(Try it)
When the string "subtitle" occurs in a line of the listing below, return that line.

(The data)
■ ■ ■ ■ ■

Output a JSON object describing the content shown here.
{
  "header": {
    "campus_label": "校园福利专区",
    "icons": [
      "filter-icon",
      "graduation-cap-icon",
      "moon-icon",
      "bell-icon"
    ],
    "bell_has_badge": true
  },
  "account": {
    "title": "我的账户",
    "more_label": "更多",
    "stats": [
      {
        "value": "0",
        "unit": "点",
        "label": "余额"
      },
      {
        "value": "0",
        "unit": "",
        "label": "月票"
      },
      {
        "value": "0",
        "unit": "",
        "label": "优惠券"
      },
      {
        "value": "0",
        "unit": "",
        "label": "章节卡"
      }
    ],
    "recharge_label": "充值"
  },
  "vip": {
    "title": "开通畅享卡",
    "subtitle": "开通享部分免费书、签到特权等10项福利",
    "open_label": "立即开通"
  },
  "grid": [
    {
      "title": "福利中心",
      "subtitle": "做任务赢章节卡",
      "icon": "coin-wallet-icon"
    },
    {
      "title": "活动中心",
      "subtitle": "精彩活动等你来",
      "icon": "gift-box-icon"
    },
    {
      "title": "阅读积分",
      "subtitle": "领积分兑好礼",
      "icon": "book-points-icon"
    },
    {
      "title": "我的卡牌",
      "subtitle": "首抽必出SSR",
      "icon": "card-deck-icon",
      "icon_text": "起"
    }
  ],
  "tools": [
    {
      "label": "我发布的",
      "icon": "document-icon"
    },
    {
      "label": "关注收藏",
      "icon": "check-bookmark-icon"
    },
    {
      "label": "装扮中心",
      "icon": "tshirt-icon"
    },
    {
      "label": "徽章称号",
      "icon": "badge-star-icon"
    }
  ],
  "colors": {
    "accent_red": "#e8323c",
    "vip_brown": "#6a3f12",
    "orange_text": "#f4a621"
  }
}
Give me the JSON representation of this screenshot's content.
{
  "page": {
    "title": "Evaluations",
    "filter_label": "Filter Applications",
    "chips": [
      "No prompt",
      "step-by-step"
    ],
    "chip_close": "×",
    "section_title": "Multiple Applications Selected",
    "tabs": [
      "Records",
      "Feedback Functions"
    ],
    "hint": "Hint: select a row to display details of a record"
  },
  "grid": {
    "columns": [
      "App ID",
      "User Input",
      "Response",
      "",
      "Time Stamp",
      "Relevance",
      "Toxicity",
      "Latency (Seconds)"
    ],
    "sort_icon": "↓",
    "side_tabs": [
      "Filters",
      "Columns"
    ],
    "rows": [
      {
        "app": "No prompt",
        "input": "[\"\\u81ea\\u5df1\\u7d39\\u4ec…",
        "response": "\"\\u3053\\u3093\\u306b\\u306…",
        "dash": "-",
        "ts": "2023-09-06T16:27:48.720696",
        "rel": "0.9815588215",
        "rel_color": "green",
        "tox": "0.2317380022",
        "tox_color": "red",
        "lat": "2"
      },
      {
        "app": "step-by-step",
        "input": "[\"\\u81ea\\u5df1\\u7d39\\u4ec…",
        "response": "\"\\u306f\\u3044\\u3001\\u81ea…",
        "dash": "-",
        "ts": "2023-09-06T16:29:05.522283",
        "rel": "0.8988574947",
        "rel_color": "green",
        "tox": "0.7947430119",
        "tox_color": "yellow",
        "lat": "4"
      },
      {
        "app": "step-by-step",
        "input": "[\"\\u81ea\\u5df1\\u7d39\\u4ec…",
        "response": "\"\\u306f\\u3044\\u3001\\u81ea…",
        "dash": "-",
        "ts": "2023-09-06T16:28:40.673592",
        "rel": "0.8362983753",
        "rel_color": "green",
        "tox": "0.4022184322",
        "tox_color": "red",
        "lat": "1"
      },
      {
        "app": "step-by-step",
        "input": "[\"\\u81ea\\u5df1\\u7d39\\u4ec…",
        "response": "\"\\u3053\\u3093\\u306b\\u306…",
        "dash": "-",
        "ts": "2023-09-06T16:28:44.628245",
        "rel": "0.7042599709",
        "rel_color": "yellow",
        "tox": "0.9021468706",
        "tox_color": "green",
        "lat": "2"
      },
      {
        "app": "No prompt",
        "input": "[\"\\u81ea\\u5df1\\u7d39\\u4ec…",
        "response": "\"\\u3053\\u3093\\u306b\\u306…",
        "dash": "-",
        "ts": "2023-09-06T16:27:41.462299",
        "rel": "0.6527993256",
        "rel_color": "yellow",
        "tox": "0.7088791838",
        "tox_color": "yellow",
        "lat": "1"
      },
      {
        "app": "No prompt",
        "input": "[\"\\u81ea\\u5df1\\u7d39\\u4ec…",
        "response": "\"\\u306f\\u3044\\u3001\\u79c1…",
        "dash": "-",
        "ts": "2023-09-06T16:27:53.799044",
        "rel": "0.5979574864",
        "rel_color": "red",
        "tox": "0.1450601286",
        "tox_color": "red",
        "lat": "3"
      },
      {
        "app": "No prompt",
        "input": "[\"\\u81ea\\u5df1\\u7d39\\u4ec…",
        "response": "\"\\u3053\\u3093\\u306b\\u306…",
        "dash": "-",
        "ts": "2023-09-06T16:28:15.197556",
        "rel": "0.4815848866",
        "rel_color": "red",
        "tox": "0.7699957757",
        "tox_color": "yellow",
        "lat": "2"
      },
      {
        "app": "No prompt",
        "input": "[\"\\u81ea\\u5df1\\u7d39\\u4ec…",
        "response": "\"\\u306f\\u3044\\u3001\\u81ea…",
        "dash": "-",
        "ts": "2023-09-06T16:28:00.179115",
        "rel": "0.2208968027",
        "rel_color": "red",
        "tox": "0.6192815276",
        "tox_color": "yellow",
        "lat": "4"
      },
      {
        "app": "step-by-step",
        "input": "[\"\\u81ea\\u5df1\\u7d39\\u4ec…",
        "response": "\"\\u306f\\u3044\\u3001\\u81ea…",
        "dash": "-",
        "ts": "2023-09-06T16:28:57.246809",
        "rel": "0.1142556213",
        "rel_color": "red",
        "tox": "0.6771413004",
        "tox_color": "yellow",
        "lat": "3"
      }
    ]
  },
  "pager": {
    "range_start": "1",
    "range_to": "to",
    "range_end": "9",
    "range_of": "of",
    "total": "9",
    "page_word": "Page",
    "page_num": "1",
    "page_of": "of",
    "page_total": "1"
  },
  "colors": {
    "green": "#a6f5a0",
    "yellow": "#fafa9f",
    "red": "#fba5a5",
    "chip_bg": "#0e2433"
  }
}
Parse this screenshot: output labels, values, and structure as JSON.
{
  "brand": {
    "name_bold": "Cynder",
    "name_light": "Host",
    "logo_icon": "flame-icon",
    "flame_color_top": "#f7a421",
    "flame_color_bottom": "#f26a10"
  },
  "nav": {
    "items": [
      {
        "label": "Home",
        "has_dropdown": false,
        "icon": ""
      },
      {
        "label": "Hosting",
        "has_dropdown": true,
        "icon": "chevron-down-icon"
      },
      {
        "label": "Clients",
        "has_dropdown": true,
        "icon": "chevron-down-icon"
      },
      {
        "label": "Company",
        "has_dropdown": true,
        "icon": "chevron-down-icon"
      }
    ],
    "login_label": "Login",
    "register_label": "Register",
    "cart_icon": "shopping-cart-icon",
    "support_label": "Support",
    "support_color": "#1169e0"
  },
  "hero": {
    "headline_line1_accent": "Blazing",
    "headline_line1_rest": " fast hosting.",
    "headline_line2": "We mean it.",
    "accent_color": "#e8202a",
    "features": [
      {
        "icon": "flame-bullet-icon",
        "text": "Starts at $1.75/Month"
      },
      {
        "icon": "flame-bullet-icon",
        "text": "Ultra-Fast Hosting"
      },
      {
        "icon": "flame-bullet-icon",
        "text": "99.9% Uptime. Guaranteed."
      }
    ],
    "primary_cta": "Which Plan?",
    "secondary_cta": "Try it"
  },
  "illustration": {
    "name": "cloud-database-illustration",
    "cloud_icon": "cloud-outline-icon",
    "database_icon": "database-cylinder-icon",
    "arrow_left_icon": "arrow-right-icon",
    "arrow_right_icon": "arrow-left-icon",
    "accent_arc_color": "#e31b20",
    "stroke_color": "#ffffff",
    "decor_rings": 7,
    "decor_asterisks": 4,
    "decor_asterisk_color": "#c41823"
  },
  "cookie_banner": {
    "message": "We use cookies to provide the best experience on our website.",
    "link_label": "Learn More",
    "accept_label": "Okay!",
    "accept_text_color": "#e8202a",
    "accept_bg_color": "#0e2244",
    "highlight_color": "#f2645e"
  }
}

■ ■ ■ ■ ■

(Answer section)
    "subtitle": "开通享部分免费书、签到特权等10项福利",
      "subtitle": "做任务赢章节卡",
      "subtitle": "精彩活动等你来",
      "subtitle": "领积分兑好礼",
      "subtitle": "首抽必出SSR",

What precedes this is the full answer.